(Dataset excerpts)
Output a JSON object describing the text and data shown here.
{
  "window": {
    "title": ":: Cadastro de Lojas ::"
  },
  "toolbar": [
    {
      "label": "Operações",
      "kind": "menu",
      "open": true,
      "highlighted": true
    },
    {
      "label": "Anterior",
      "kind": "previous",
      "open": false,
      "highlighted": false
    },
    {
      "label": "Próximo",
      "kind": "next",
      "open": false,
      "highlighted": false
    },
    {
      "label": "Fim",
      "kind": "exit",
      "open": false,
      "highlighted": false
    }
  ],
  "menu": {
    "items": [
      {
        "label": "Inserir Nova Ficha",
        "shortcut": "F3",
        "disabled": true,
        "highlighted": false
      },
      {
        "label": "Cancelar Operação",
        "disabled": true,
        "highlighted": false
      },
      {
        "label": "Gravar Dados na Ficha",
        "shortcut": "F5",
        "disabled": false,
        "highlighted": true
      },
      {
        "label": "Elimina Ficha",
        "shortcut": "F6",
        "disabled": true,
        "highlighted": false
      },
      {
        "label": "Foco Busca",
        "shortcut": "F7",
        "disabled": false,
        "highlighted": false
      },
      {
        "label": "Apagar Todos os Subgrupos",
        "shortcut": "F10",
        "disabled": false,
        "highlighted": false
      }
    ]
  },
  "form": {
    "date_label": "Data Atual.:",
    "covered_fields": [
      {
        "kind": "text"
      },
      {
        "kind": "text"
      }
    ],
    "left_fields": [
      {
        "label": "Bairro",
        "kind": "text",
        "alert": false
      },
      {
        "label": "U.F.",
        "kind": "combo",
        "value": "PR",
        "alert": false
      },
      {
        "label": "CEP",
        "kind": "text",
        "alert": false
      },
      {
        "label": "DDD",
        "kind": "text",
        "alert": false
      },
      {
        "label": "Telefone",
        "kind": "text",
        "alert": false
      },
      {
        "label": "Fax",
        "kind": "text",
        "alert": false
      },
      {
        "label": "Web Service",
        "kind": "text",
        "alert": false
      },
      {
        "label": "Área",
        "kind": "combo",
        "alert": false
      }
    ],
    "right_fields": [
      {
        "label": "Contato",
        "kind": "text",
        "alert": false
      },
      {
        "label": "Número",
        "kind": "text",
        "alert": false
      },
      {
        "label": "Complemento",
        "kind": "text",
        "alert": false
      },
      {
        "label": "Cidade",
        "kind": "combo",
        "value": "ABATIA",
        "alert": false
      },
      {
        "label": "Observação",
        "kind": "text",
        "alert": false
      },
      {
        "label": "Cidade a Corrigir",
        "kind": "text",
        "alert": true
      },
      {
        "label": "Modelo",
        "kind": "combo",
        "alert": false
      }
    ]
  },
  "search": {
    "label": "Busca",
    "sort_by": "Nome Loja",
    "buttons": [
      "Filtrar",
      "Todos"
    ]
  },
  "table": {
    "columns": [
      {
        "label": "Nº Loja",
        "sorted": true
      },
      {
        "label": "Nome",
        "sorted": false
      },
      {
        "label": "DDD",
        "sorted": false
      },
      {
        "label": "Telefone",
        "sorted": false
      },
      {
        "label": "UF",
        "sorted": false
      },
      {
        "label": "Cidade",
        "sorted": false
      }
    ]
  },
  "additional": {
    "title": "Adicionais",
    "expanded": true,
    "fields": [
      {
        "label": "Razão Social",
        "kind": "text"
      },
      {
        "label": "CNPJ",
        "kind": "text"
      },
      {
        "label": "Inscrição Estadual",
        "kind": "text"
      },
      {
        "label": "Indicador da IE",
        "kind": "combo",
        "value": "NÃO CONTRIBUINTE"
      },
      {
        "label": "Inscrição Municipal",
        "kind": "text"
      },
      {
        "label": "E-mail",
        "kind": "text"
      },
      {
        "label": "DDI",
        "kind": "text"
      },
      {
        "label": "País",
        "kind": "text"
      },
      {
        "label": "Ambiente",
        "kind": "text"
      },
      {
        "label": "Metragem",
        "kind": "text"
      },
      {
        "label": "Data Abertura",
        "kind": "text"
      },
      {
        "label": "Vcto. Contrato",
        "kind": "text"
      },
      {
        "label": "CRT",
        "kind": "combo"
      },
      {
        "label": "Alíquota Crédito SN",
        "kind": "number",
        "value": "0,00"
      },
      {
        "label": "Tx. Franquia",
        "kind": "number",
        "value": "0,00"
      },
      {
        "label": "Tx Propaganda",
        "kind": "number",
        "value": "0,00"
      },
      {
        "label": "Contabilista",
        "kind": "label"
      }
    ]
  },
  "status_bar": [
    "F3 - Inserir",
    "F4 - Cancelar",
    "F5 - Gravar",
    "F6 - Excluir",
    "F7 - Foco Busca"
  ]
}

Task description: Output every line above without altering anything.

Answer to the problem:
Output a JSON object describing the text and data shown here.
{
  "window": {
    "title": ":: Cadastro de Lojas ::"
  },
  "toolbar": [
    {
      "label": "Operações",
      "kind": "menu",
      "open": true,
      "highlighted": true
    },
    {
      "label": "Anterior",
      "kind": "previous",
      "open": false,
      "highlighted": false
    },
    {
      "label": "Próximo",
      "kind": "next",
      "open": false,
      "highlighted": false
    },
    {
      "label": "Fim",
      "kind": "exit",
      "open": false,
      "highlighted": false
    }
  ],
  "menu": {
    "items": [
      {
        "label": "Inserir Nova Ficha",
        "shortcut": "F3",
        "disabled": true,
        "highlighted": false
      },
      {
        "label": "Cancelar Operação",
        "disabled": true,
        "highlighted": false
      },
      {
        "label": "Gravar Dados na Ficha",
        "shortcut": "F5",
        "disabled": false,
        "highlighted": true
      },
      {
        "label": "Elimina Ficha",
        "shortcut": "F6",
        "disabled": true,
        "highlighted": false
      },
      {
        "label": "Foco Busca",
        "shortcut": "F7",
        "disabled": false,
        "highlighted": false
      },
      {
        "label": "Apagar Todos os Subgrupos",
        "shortcut": "F10",
        "disabled": false,
        "highlighted": false
      }
    ]
  },
  "form": {
    "date_label": "Data Atual.:",
    "covered_fields": [
      {
        "kind": "text"
      },
      {
        "kind": "text"
      }
    ],
    "left_fields": [
      {
        "label": "Bairro",
        "kind": "text",
        "alert": false
      },
      {
        "label": "U.F.",
        "kind": "combo",
        "value": "PR",
        "alert": false
      },
      {
        "label": "CEP",
        "kind": "text",
        "alert": false
      },
      {
        "label": "DDD",
        "kind": "text",
        "alert": false
      },
      {
        "label": "Telefone",
        "kind": "text",
        "alert": false
      },
      {
        "label": "Fax",
        "kind": "text",
        "alert": false
      },
      {
        "label": "Web Service",
        "kind": "text",
        "alert": false
      },
      {
        "label": "Área",
        "kind": "combo",
        "alert": false
      }
    ],
    "right_fields": [
      {
        "label": "Contato",
        "kind": "text",
        "alert": false
      },
      {
        "label": "Número",
        "kind": "text",
        "alert": false
      },
      {
        "label": "Complemento",
        "kind": "text",
        "alert": false
      },
      {
        "label": "Cidade",
        "kind": "combo",
        "value": "ABATIA",
        "alert": false
      },
      {
        "label": "Observação",
        "kind": "text",
        "alert": false
      },
      {
        "label": "Cidade a Corrigir",
        "kind": "text",
        "alert": true
      },
      {
        "label": "Modelo",
        "kind": "combo",
        "alert": false
      }
    ]
  },
  "search": {
    "label": "Busca",
    "sort_by": "Nome Loja",
    "buttons": [
      "Filtrar",
      "Todos"
    ]
  },
  "table": {
    "columns": [
      {
        "label": "Nº Loja",
        "sorted": true
      },
      {
        "label": "Nome",
        "sorted": false
      },
      {
        "label": "DDD",
        "sorted": false
      },
      {
        "label": "Telefone",
        "sorted": false
      },
      {
        "label": "UF",
        "sorted": false
      },
      {
        "label": "Cidade",
        "sorted": false
      }
    ]
  },
  "additional": {
    "title": "Adicionais",
    "expanded": true,
    "fields": [
      {
        "label": "Razão Social",
        "kind": "text"
      },
      {
        "label": "CNPJ",
        "kind": "text"
      },
      {
        "label": "Inscrição Estadual",
        "kind": "text"
      },
      {
        "label": "Indicador da IE",
        "kind": "combo",
        "value": "NÃO CONTRIBUINTE"
      },
      {
        "label": "Inscrição Municipal",
        "kind": "text"
      },
      {
        "label": "E-mail",
        "kind": "text"
      },
      {
        "label": "DDI",
        "kind": "text"
      },
      {
        "label": "País",
        "kind": "text"
      },
      {
        "label": "Ambiente",
        "kind": "text"
      },
      {
        "label": "Metragem",
        "kind": "text"
      },
      {
        "label": "Data Abertura",
        "kind": "text"
      },
      {
        "label": "Vcto. Contrato",
        "kind": "text"
      },
      {
        "label": "CRT",
        "kind": "combo"
      },
      {
        "label": "Alíquota Crédito SN",
        "kind": "number",
        "value": "0,00"
      },
      {
        "label": "Tx. Franquia",
        "kind": "number",
        "value": "0,00"
      },
      {
        "label": "Tx Propaganda",
        "kind": "number",
        "value": "0,00"
      },
      {
        "label": "Contabilista",
        "kind": "label"
      }
    ]
  },
  "status_bar": [
    "F3 - Inserir",
    "F4 - Cancelar",
    "F5 - Gravar",
    "F6 - Excluir",
    "F7 - Foco Busca"
  ]
}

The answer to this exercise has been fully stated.